**TASK TO COMPLETE**
Only the line containing "What's the underlying" and those after it, up to the end of the records below, are to be set down, exactly as written.

**MATERIAL PROVIDED**
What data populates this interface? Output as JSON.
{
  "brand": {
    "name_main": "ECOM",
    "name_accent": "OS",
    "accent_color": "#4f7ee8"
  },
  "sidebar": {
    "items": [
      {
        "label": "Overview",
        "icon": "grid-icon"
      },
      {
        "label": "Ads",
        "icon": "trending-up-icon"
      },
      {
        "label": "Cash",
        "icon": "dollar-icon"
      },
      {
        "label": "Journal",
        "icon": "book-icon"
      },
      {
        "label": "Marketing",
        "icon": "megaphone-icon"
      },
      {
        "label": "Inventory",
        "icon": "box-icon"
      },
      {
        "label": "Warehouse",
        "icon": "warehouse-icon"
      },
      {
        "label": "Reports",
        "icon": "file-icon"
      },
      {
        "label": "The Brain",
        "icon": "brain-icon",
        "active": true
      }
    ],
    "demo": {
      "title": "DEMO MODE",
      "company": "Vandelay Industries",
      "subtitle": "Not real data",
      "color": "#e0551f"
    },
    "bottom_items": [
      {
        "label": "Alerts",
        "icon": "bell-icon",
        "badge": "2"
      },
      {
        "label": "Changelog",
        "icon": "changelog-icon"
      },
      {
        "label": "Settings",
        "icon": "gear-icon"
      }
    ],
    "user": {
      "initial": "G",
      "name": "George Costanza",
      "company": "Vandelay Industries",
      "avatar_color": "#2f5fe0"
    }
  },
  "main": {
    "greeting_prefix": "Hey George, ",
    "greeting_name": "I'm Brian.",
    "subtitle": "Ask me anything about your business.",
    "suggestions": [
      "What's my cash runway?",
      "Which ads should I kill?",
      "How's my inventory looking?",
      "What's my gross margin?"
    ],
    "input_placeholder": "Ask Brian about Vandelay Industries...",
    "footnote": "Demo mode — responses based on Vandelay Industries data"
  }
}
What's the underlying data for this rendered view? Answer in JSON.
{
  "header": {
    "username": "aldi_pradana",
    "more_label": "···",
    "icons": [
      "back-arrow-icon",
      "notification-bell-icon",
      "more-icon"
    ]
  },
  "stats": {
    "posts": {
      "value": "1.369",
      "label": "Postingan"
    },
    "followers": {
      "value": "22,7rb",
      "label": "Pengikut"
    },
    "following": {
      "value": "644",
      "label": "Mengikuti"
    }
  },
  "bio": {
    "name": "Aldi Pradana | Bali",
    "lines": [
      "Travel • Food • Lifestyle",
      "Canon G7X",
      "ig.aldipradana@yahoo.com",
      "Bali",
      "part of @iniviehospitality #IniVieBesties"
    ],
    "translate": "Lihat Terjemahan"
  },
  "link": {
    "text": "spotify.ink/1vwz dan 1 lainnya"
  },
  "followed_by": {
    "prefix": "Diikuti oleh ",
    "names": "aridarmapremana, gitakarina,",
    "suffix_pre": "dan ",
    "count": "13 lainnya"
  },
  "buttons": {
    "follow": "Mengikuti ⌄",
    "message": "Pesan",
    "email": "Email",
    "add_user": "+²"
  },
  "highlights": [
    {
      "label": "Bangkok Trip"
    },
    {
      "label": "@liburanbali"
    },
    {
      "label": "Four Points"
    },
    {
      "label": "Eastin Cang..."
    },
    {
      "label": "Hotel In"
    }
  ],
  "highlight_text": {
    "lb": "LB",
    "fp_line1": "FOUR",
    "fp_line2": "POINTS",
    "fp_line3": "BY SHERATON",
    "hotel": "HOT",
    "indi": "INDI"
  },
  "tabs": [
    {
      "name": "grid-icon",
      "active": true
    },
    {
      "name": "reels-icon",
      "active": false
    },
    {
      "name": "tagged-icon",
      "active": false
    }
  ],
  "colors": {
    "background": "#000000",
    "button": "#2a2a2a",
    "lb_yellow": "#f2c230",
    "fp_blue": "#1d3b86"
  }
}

**RESULT OF THE EXERCISE**
What's the underlying data for this rendered view? Answer in JSON.
{
  "header": {
    "username": "aldi_pradana",
    "more_label": "···",
    "icons": [
      "back-arrow-icon",
      "notification-bell-icon",
      "more-icon"
    ]
  },
  "stats": {
    "posts": {
      "value": "1.369",
      "label": "Postingan"
    },
    "followers": {
      "value": "22,7rb",
      "label": "Pengikut"
    },
    "following": {
      "value": "644",
      "label": "Mengikuti"
    }
  },
  "bio": {
    "name": "Aldi Pradana | Bali",
    "lines": [
      "Travel • Food • Lifestyle",
      "Canon G7X",
      "ig.aldipradana@yahoo.com",
      "Bali",
      "part of @iniviehospitality #IniVieBesties"
    ],
    "translate": "Lihat Terjemahan"
  },
  "link": {
    "text": "spotify.ink/1vwz dan 1 lainnya"
  },
  "followed_by": {
    "prefix": "Diikuti oleh ",
    "names": "aridarmapremana, gitakarina,",
    "suffix_pre": "dan ",
    "count": "13 lainnya"
  },
  "buttons": {
    "follow": "Mengikuti ⌄",
    "message": "Pesan",
    "email": "Email",
    "add_user": "+²"
  },
  "highlights": [
    {
      "label": "Bangkok Trip"
    },
    {
      "label": "@liburanbali"
    },
    {
      "label": "Four Points"
    },
    {
      "label": "Eastin Cang..."
    },
    {
      "label": "Hotel In"
    }
  ],
  "highlight_text": {
    "lb": "LB",
    "fp_line1": "FOUR",
    "fp_line2": "POINTS",
    "fp_line3": "BY SHERATON",
    "hotel": "HOT",
    "indi": "INDI"
  },
  "tabs": [
    {
      "name": "grid-icon",
      "active": true
    },
    {
      "name": "reels-icon",
      "active": false
    },
    {
      "name": "tagged-icon",
      "active": false
    }
  ],
  "colors": {
    "background": "#000000",
    "button": "#2a2a2a",
    "lb_yellow": "#f2c230",
    "fp_blue": "#1d3b86"
  }
}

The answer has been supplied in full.